With the pictures omitted, write out the entries that follow exactly as they stand.

===== Extracted entries =====

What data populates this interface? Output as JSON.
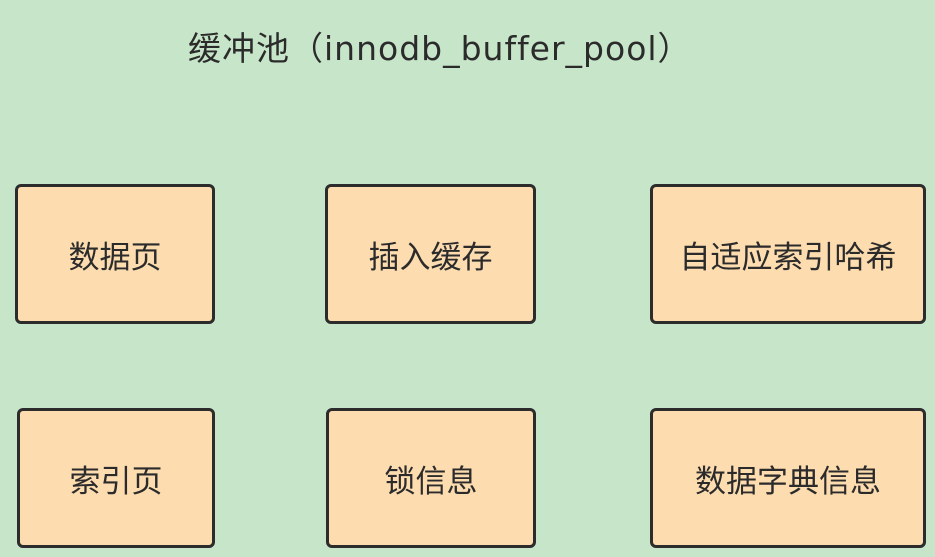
{
  "diagram": {
    "title": "缓冲池（innodb_buffer_pool）",
    "boxes": [
      {
        "label": "数据页"
      },
      {
        "label": "插入缓存"
      },
      {
        "label": "自适应索引哈希"
      },
      {
        "label": "索引页"
      },
      {
        "label": "锁信息"
      },
      {
        "label": "数据字典信息"
      }
    ],
    "colors": {
      "background": "#c7e6c9",
      "box_fill": "#fddcb0",
      "box_border": "#2c2c2c",
      "text": "#2b2b2b"
    }
  }
}
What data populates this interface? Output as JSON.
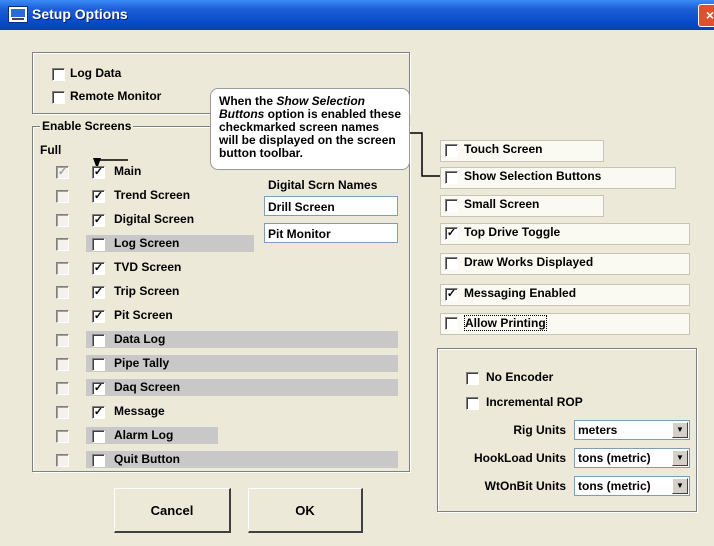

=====

> _Exercise solution_
What data populates this interface? Output as JSON.
{
  "diagram": {
    "title": "缓冲池（innodb_buffer_pool）",
    "boxes": [
      {
        "label": "数据页"
      },
      {
        "label": "插入缓存"
      },
      {
        "label": "自适应索引哈希"
      },
      {
        "label": "索引页"
      },
      {
        "label": "锁信息"
      },
      {
        "label": "数据字典信息"
      }
    ],
    "colors": {
      "background": "#c7e6c9",
      "box_fill": "#fddcb0",
      "box_border": "#2c2c2c",
      "text": "#2b2b2b"
    }
  }
}
What data populates this interface? Output as JSON.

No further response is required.